the restructuring package is part of the chapter 11... they will only file if the parties agree to the package.. they have 55% committed they need 66%.. they will now go to the remaining stakeholders and get them on board.. It's not final yet..
JCP has about $400 mln a year they depreciate from their property assets.. non cash depreciation on an asset that does not have to be reinvested in unlike say Sprint's cellular network.. Thus, the $400 mln a year can be easily removed to fined the true financial measure of JCP..
one must separate cash flows from earnings... cash and cash flow determine the working capital needs of the company..
what does the current ratio have to do with the value of the nat gas assets?? possibly most stupid comment yet..
when someone loses an argument, they resort to such comments... but, if ye must know, I am buying back my position sold back in the mid $11s
Oh.. one more thing.. If the market value is based simply on per share earnings and an applicable PE ratio, the common shares of JCP would be worth NEGATIVE - $15... So, it seems the market agrees with my EBITDA assessment..
With a multi billion dollar annual property depreciation of JCP, it is pertinent to use EBITDA as a better means of accurately determining the value of the enterprise.. If, say, we were dealing with a wireless carrier that had to upgrade their network every several years, yes, the amount of future capital needed to generate cash flow becomes a very important variable.. Last time I checked, JCP is closing stores; not opening them.... Thus, the depreciation is an after-tax gift from the accounting gods...
Land has a 2.5% annual depreciation... That is how assets (just on the books) lost value.. Its not as if $1 bln was lost or got up and left .... You are a fool, by the way..

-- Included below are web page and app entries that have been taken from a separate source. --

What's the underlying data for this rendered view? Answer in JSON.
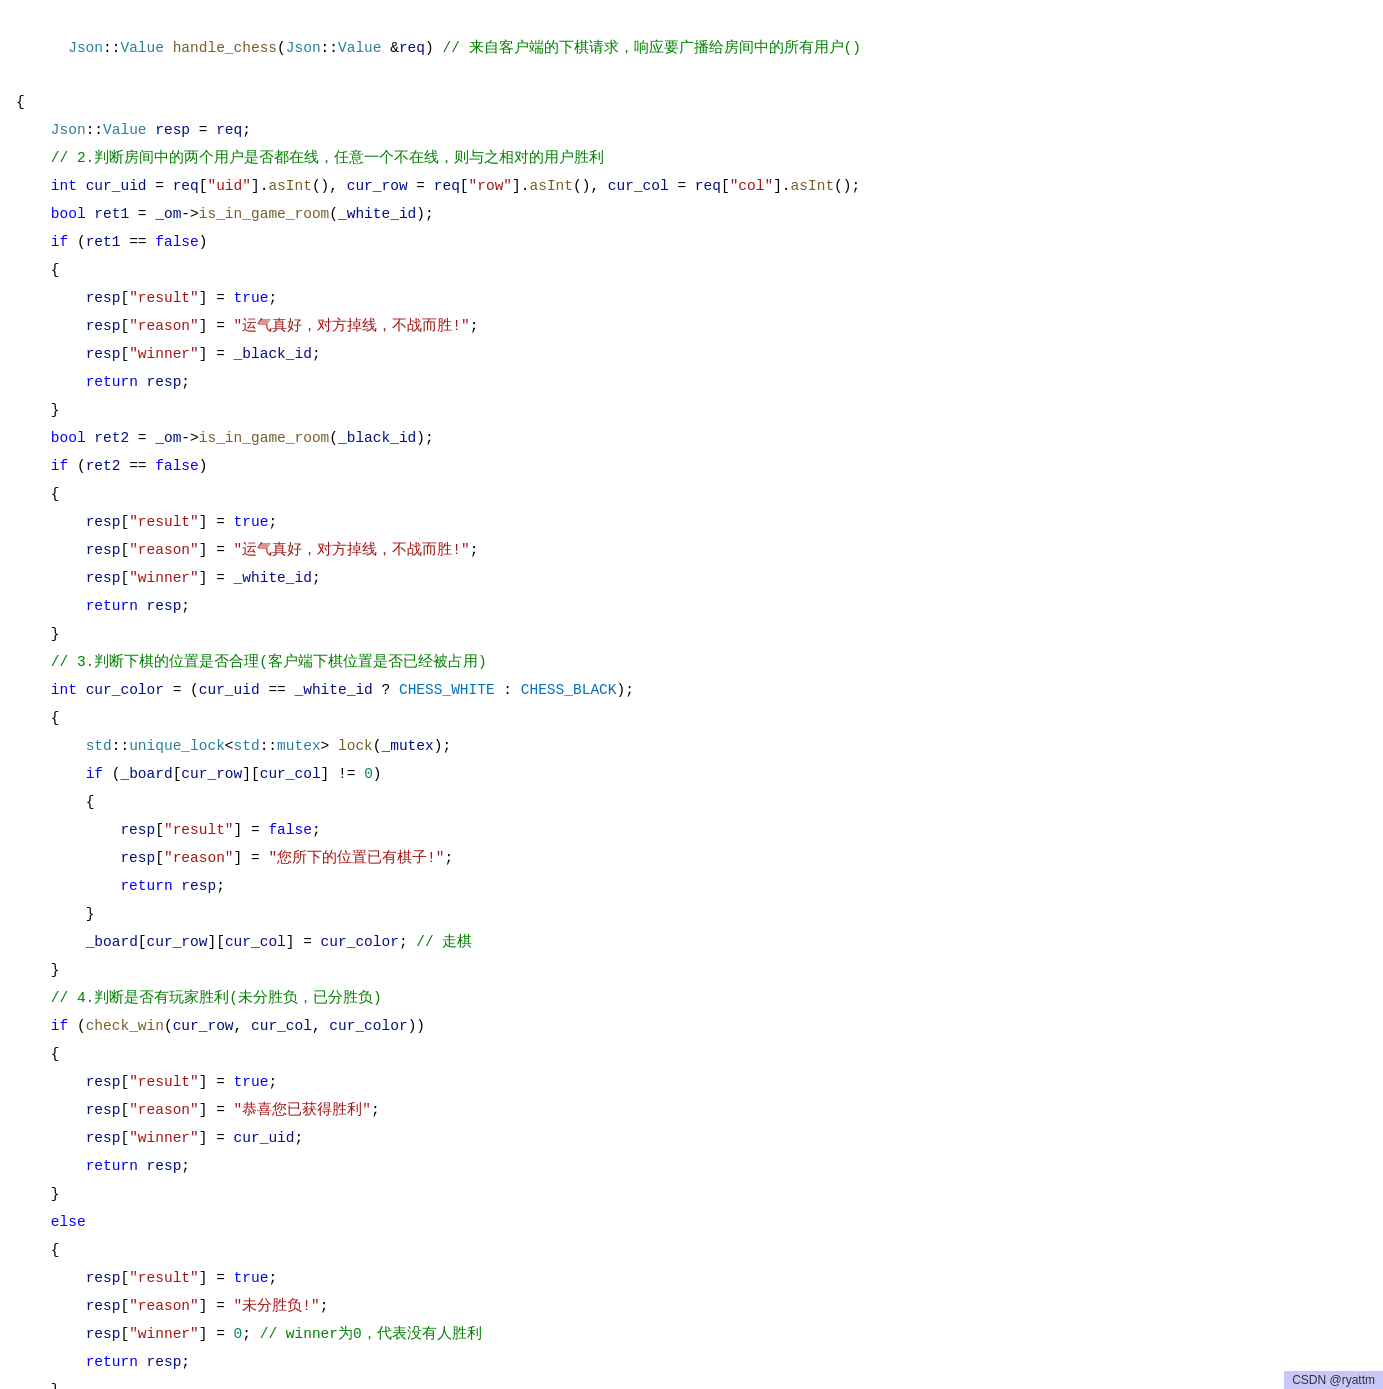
{
  "editor": {
    "background": "#ffffff",
    "lines": []
  },
  "watermark": "CSDN @ryattm"
}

So.... If the tangible book value as per JCP's balance sheet is about $1.3 bln and the bulk of the book value is based on cost accounting property values at the time of purchase LESS the depreciated value of the building... JCP would stand to gain a much greater amount should they be forced to sell/liquidate or monetize their property...
I gave an example of such value disproportion when highlighting the amount JCP can receive from selling their corporate office campus versus what the book value of that campus showed on their balance sheet.. I all hope we can agree that the value of their land has doubled since they broke ground in 1992 on their office...
they fully own over 400 stores and they have varying portions of equity in the remaining 700.. duh.... again.... fool... yes, $4.7 bln is pledged to GS... Their book value on of the property on their balance sheet is just under $5 bln.... Did you miss my ENTIRE ARGUMENT that the market value of their real estate is considerably higher than the stated book value????????????????
the market value for JCP's corporate campus..... campus bought and built almost 25 yrs ago.. The value of that property (dirt and land) remains accounted for at the cost of purchase.. The building is depreciated (usually 2.5% annually over 40 yrs).. So, their balance sheet shows the value of the cost of the land and the depreciated value of the building..
You are aware that real estate assets (ground/dirt) are never marked to market? and that building assets allow for depreciation? You do know that $600 mln in depreciation loss per year is applied to their income statement of which a large chunk is the allowed for depreciation on their buildings.. The buildings which we know appreciate at the market..
The market value that JCP received was literally twice the book value of the property...
You really have no clue.. do you?
The market value of their tangible assets are much higher than stated book value.. Their debt has been upgraded.. They will refinance and or retire the debt.. They just did a sale lease back on their office property.. (several hundred million $$) On track for $1 bln in EBITDA 2016 (You do know what cash flow is versus earnings?)
credibility??!! NY Post article?? Slow two weeks in April?? I should base my investing money on a NY Post article about pertinent cost cutting during a few slow weeks?